Back in the late 1990’s, I was writing a column for the now defunct, iCE Magazine; a pull out section of the Ft. Lauderdale Sun Sentinel Newspaper. It was edgy and cool and followed a Village Voice meets Rolling Stone kind of format. My column was called Karmic Soup: Mental Floss, and I got to write about metaphysical topics, one of my favorite areas of inquiry. I reviewed movies, books, alternative healing methods and I also had a chance to meet and interview several authors, experts and celebrities during my tenure.
One summer night, I had the surreal experience of having my phone ring at 9 p.m. and after assuring the caller that it was me, he announced that it was Edgar Mitchell. The astronaut. I’m pretty sure some maniacal sounding laugh was ringing in my head but I played it cool and we had a very interesting chat about his experiences aboard Apollo 14. We talked about how his world view shifted dramatically. It was not when he stepped out of the capsule to become the 6th human to walk the lunar surface, but when they turned back towards Earth and looked at our home from that spectacular viewpoint.
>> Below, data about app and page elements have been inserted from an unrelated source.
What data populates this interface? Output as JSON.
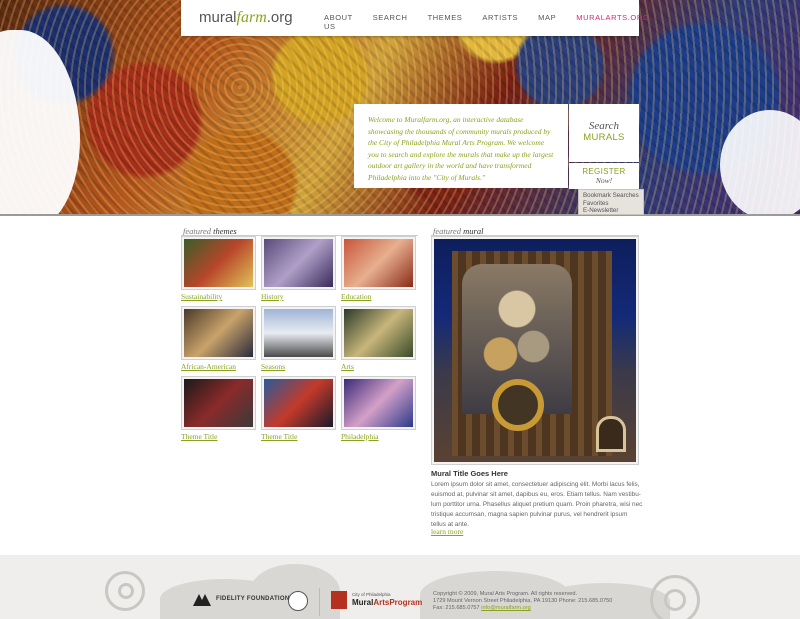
{
  "brand": {
    "prefix": "mural",
    "italic": "farm",
    "suffix": ".org"
  },
  "nav": [
    {
      "label": "ABOUT US"
    },
    {
      "label": "SEARCH"
    },
    {
      "label": "THEMES"
    },
    {
      "label": "ARTISTS"
    },
    {
      "label": "MAP"
    },
    {
      "label": "MURALARTS.ORG"
    }
  ],
  "welcome": "Welcome to Muralfarm.org, an interactive database showcasing the thousands of community murals produced by the City of Philadelphia Mural Arts Program. We welcome you to search and explore the murals that make up the largest outdoor art gallery in the world and have transformed Philadelphia into the \"City of Murals.\"",
  "search": {
    "line1": "Search",
    "line2": "MURALS"
  },
  "register": {
    "line1": "REGISTER",
    "line2": "Now!"
  },
  "register_menu": [
    "Bookmark Searches",
    "Favorites",
    "E-Newsletter"
  ],
  "themes": {
    "heading_prefix": "featured",
    "heading_main": "themes",
    "items": [
      {
        "label": "Sustainability"
      },
      {
        "label": "History"
      },
      {
        "label": "Education"
      },
      {
        "label": "African-American"
      },
      {
        "label": "Seasons"
      },
      {
        "label": "Arts"
      },
      {
        "label": "Theme Title"
      },
      {
        "label": "Theme Title"
      },
      {
        "label": "Philadelphia"
      }
    ]
  },
  "mural": {
    "heading_prefix": "featured",
    "heading_main": "mural",
    "title": "Mural Title Goes Here",
    "description": "Lorem ipsum dolor sit amet, consectetuer adipiscing elit. Morbi lacus felis, euismod at, pulvinar sit amet, dapibus eu, eros. Etiam tellus. Nam vestibu-lum porttitor urna. Phasellus aliquet pretium quam. Proin pharetra, wisi nec tristique accumsan, magna sapien pulvinar purus, vel hendrerit ipsum tellus at ante.",
    "learn_more": "learn more"
  },
  "footer": {
    "fidelity": "FIDELITY FOUNDATION",
    "map_small": "City of Philadelphia",
    "map_big_prefix": "Mural",
    "map_big_suffix": "ArtsProgram",
    "copyright": "Copyright © 2009, Mural Arts Program. All rights reserved.",
    "address": "1729 Mount Vernon Street Philadelphia, PA 19130 Phone: 215.685.0750",
    "fax": "Fax: 215.685.0757",
    "email": "info@muralfarm.org"
  },
  "colors": {
    "accent_green": "#8aa31d",
    "accent_pink": "#d6277e"
  }
}
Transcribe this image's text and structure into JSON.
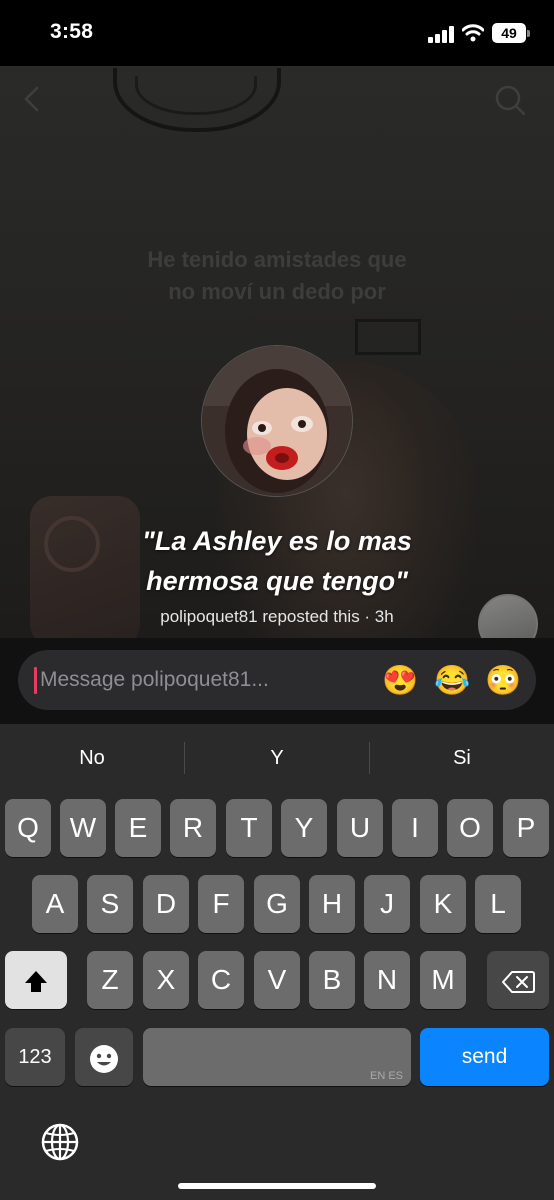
{
  "status_bar": {
    "time": "3:58",
    "battery": "49"
  },
  "story": {
    "background_caption_line1": "He tenido amistades que",
    "background_caption_line2": "no moví un dedo por",
    "quote_line1": "\"La Ashley es lo mas",
    "quote_line2": "hermosa que tengo\"",
    "repost_text": "polipoquet81 reposted this · 3h"
  },
  "message": {
    "placeholder": "Message polipoquet81...",
    "quick_emojis": [
      "😍",
      "😂",
      "😳"
    ]
  },
  "keyboard": {
    "suggestions": [
      "No",
      "Y",
      "Si"
    ],
    "row1": [
      "Q",
      "W",
      "E",
      "R",
      "T",
      "Y",
      "U",
      "I",
      "O",
      "P"
    ],
    "row2": [
      "A",
      "S",
      "D",
      "F",
      "G",
      "H",
      "J",
      "K",
      "L"
    ],
    "row3": [
      "Z",
      "X",
      "C",
      "V",
      "B",
      "N",
      "M"
    ],
    "numbers_key": "123",
    "space_language": "EN ES",
    "send_key": "send"
  },
  "colors": {
    "accent_send": "#0a84ff",
    "cursor": "#e63c5f",
    "add_badge": "#c62a46"
  }
}
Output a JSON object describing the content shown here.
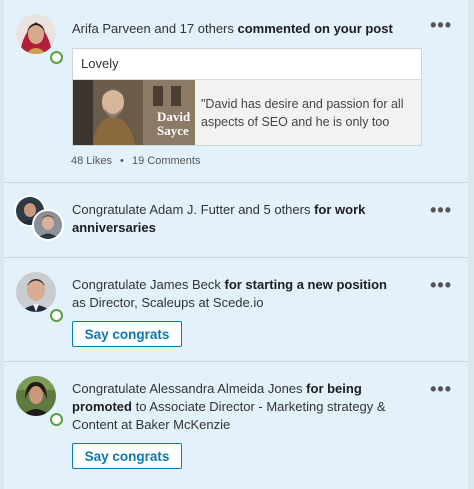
{
  "feed": {
    "items": [
      {
        "actor": "Arifa Parveen and 17 others",
        "action": "commented on your post",
        "comment": "Lovely",
        "preview_text": "\"David has desire and passion for all aspects of SEO and he is only too",
        "preview_image_caption": "David Sayce",
        "likes": "48 Likes",
        "separator": "•",
        "comments": "19 Comments",
        "more_label": "•••"
      },
      {
        "lead": "Congratulate Adam J. Futter and 5 others",
        "emphasis": "for work anniversaries",
        "more_label": "•••"
      },
      {
        "lead": "Congratulate James Beck",
        "emphasis": "for starting a new position",
        "tail": "as Director, Scaleups at Scede.io",
        "button": "Say congrats",
        "more_label": "•••"
      },
      {
        "lead": "Congratulate Alessandra Almeida Jones",
        "emphasis": "for being promoted",
        "tail": "to Associate Director - Marketing strategy & Content at Baker McKenzie",
        "button": "Say congrats",
        "more_label": "•••"
      }
    ]
  },
  "colors": {
    "card_bg": "#e3f1fa",
    "accent": "#0a7ab5",
    "presence": "#5aa33c"
  }
}
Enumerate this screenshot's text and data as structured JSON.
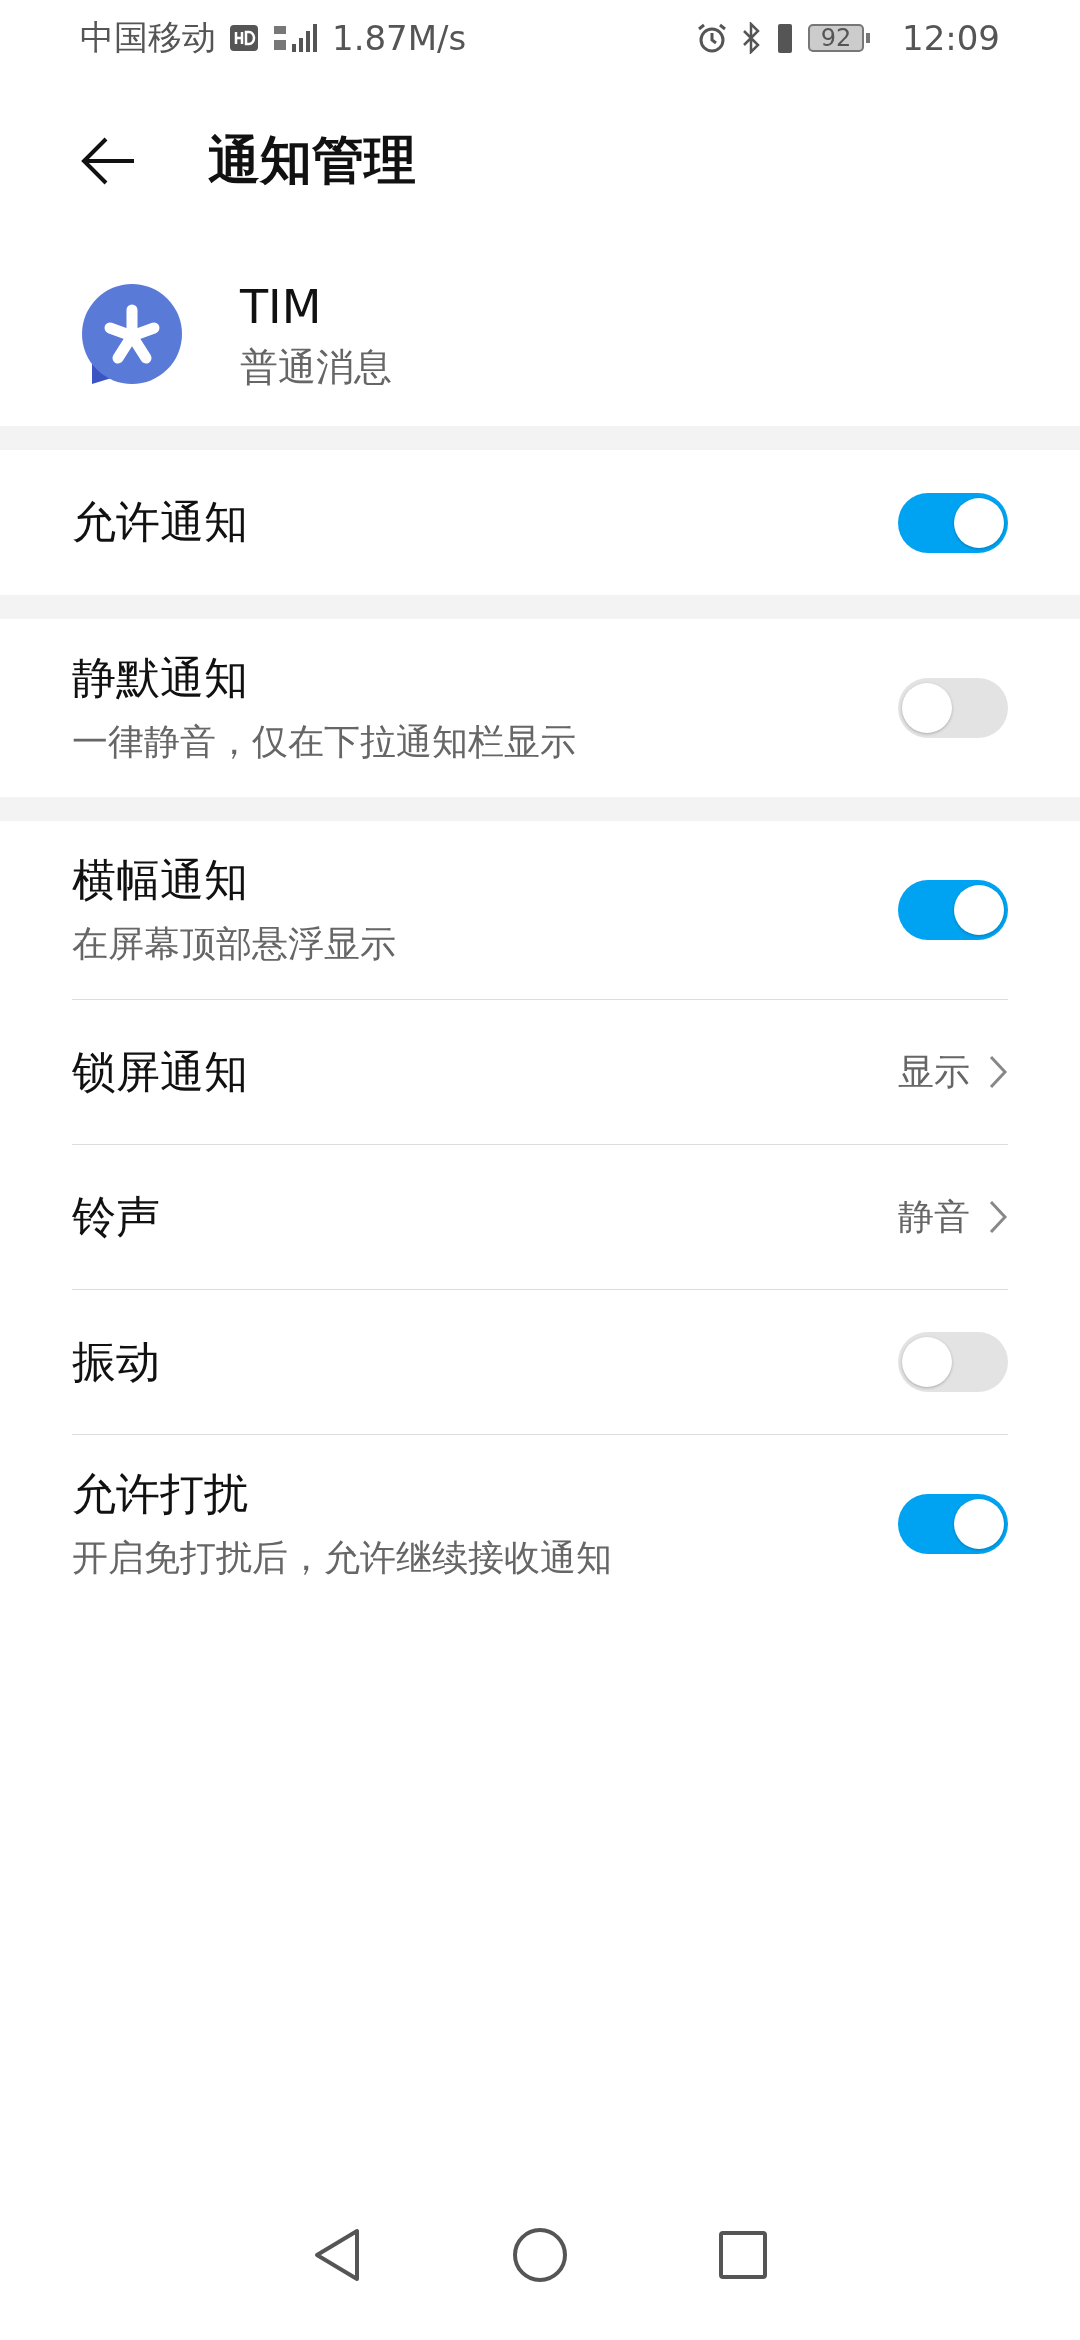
{
  "status_bar": {
    "carrier": "中国移动",
    "speed": "1.87M/s",
    "battery": "92",
    "time": "12:09"
  },
  "header": {
    "title": "通知管理"
  },
  "app": {
    "name": "TIM",
    "category": "普通消息"
  },
  "sections": [
    {
      "items": [
        {
          "kind": "toggle",
          "title": "允许通知",
          "on": true
        }
      ]
    },
    {
      "items": [
        {
          "kind": "toggle",
          "title": "静默通知",
          "subtitle": "一律静音，仅在下拉通知栏显示",
          "on": false
        }
      ]
    },
    {
      "items": [
        {
          "kind": "toggle",
          "title": "横幅通知",
          "subtitle": "在屏幕顶部悬浮显示",
          "on": true
        },
        {
          "kind": "value",
          "title": "锁屏通知",
          "value": "显示"
        },
        {
          "kind": "value",
          "title": "铃声",
          "value": "静音"
        },
        {
          "kind": "toggle",
          "title": "振动",
          "on": false
        },
        {
          "kind": "toggle",
          "title": "允许打扰",
          "subtitle": "开启免打扰后，允许继续接收通知",
          "on": true
        }
      ]
    }
  ]
}
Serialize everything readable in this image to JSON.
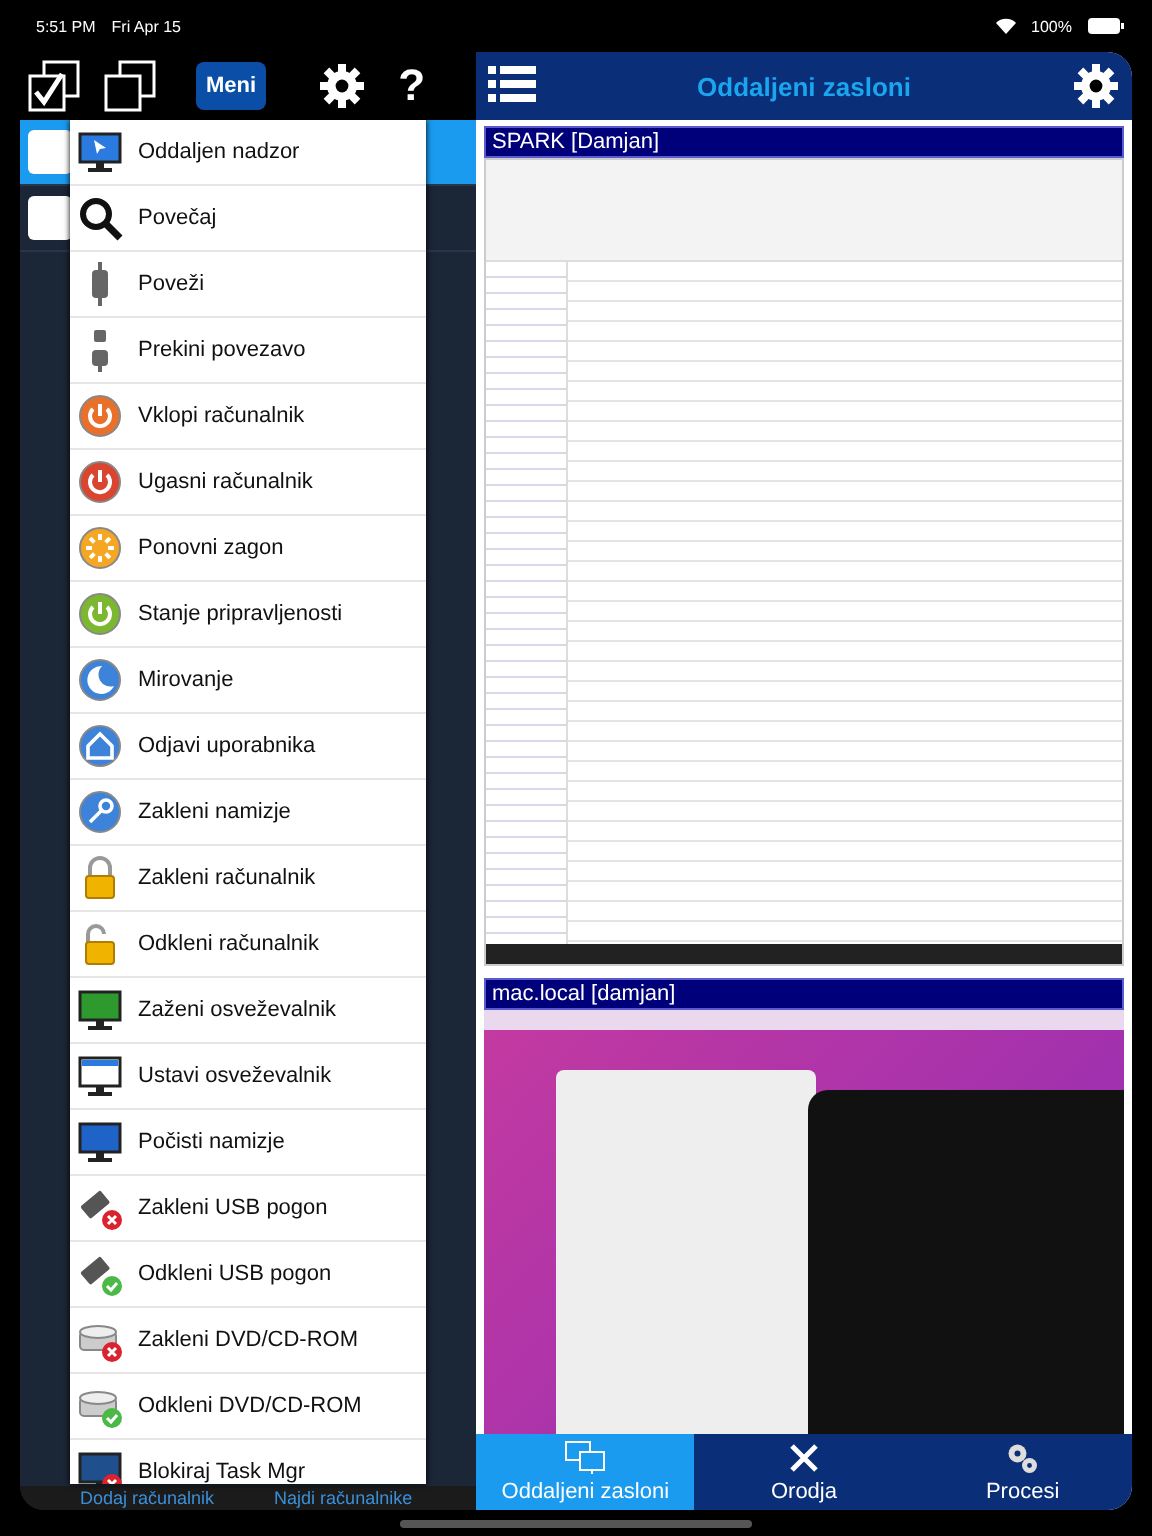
{
  "status_bar": {
    "time": "5:51 PM",
    "date": "Fri Apr 15",
    "battery": "100%"
  },
  "toolbar": {
    "menu_button": "Meni",
    "help": "?"
  },
  "computer_list": [
    {
      "selected": true
    },
    {
      "selected": false
    }
  ],
  "footer_links": [
    "Dodaj računalnik",
    "Najdi računalnike"
  ],
  "menu": {
    "items": [
      {
        "label": "Oddaljen nadzor"
      },
      {
        "label": "Povečaj"
      },
      {
        "label": "Poveži"
      },
      {
        "label": "Prekini povezavo"
      },
      {
        "label": "Vklopi računalnik"
      },
      {
        "label": "Ugasni računalnik"
      },
      {
        "label": "Ponovni zagon"
      },
      {
        "label": "Stanje pripravljenosti"
      },
      {
        "label": "Mirovanje"
      },
      {
        "label": "Odjavi uporabnika"
      },
      {
        "label": "Zakleni namizje"
      },
      {
        "label": "Zakleni računalnik"
      },
      {
        "label": "Odkleni računalnik"
      },
      {
        "label": "Zaženi osveževalnik"
      },
      {
        "label": "Ustavi osveževalnik"
      },
      {
        "label": "Počisti namizje"
      },
      {
        "label": "Zakleni USB pogon"
      },
      {
        "label": "Odkleni USB pogon"
      },
      {
        "label": "Zakleni DVD/CD-ROM"
      },
      {
        "label": "Odkleni DVD/CD-ROM"
      },
      {
        "label": "Blokiraj Task Mgr"
      }
    ]
  },
  "header": {
    "title": "Oddaljeni zasloni"
  },
  "screens": [
    {
      "kind": "windows",
      "caption": "SPARK [Damjan]"
    },
    {
      "kind": "mac",
      "caption": "mac.local [damjan]"
    }
  ],
  "tabs": [
    {
      "label": "Oddaljeni zasloni",
      "selected": true
    },
    {
      "label": "Orodja",
      "selected": false
    },
    {
      "label": "Procesi",
      "selected": false
    }
  ]
}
His life, since then, has been an inquiry into wonder.
I still have a handwritten note from Richard Bach, author of the world wide best seller, Jonathon Livingston Seagull; his apology for cancelling our interview when a personal matter had arisen. Richard braves the depths of human thought and returns to hand us a map and a compass to find our way.
After one of his conferences in Miami, I got to interview Dr. Brian Weiss; a Yale and Columbia trained psychiatrist. Years into his practice, Weiss came across a patient. In the course of her treatment, he then came to not only believe that we have past lives, but to dedicate the remainder of his time in this one to the demystification and education regarding this phenomenon that almost 44% of the world’s population believes is real. See you next time around, Brian.
My favorite interview for Karmic Soup was with The Amazing Kreskin. His manager had given me a fifteen minute slot to ask my questions and I sweated over how to frame each one for maximum return. When I got to the suite at the Palm Beach hotel, Kreskin’s manager waved me in and made introductions and then excused himself to run an errand, promising to be back at the end of the allotted time. I wasn’t sure, exactly, what this interview would be like. I mean, it’s Kreskin, right? Vegas, mind reading, parlor tricks, and all things side-show at a carnival, right? What I found was a relaxed and delightful man with an easy laugh and an encyclopedic knowledge of a wide array of topics.
When the door opened and said manager walked back into the room to help George (he was born George Kresge), shoo away the annoying woman from the press, he found us bent in laughter over something and he gave us an eyebrow lift and head shake. Kreskin told him we were going to need some coffee and waved him away, cancelling whatever mysterious thing was next on his calendar that day.
At some point, after he had clarified that he was a “mentalist” and not a “mind reader”, we got onto the topic of the ramifications of actually “reading minds.” For thirty minutes we were rattling off situations that would forever be changed if some of us had the ability to tune in completely to other people’s thoughts at will. Relationships would work or they wouldn’t, right from the starting gun. Business deals would always be above-board, all the cards on the table as the buyer would hear that evil chuckle embracing the ticking time-bomb in the fine print of a contract. Imagine a United Nations session with its staff of Mentalists present at all de-briefings. Criminal interrogations would be two-minute scans of the suspect’s thoughts and what if there were people monitoring crowds for those lunatics planning a violent disruption? Yes, we could avert man-made disasters, but would this be the new frontier of civil liberty violations?
Finally, I asked him if he would want a world where everyone could read each other’s minds. Wouldn’t that herald a peaceful planet if we really were in charge of monitoring our own thoughts the same way we are in charge of dressing with some modicum of modesty when out in public?
He thought for a moment and said that it might be a helpful thing when it comes to deviants and policing the world, but it would take the wonder and mystery out of real and emotional human encounters. It would circumvent the thousand random thoughts that would float through a man’s head before he screwed up the courage to hand the object of his affection a single red rose.
I love that thought, and I still treasure the hours I got to spend in conversation with this fascinating man. Some of my favorite Sci-Fi stories pivot on that balance between the beauty of our spontaneous and emotional humanity and the clinical accuracy of the cyber/cyborg world of technology. Now there is some food for thought today.
Mr. Kreskin, you really are…amazing.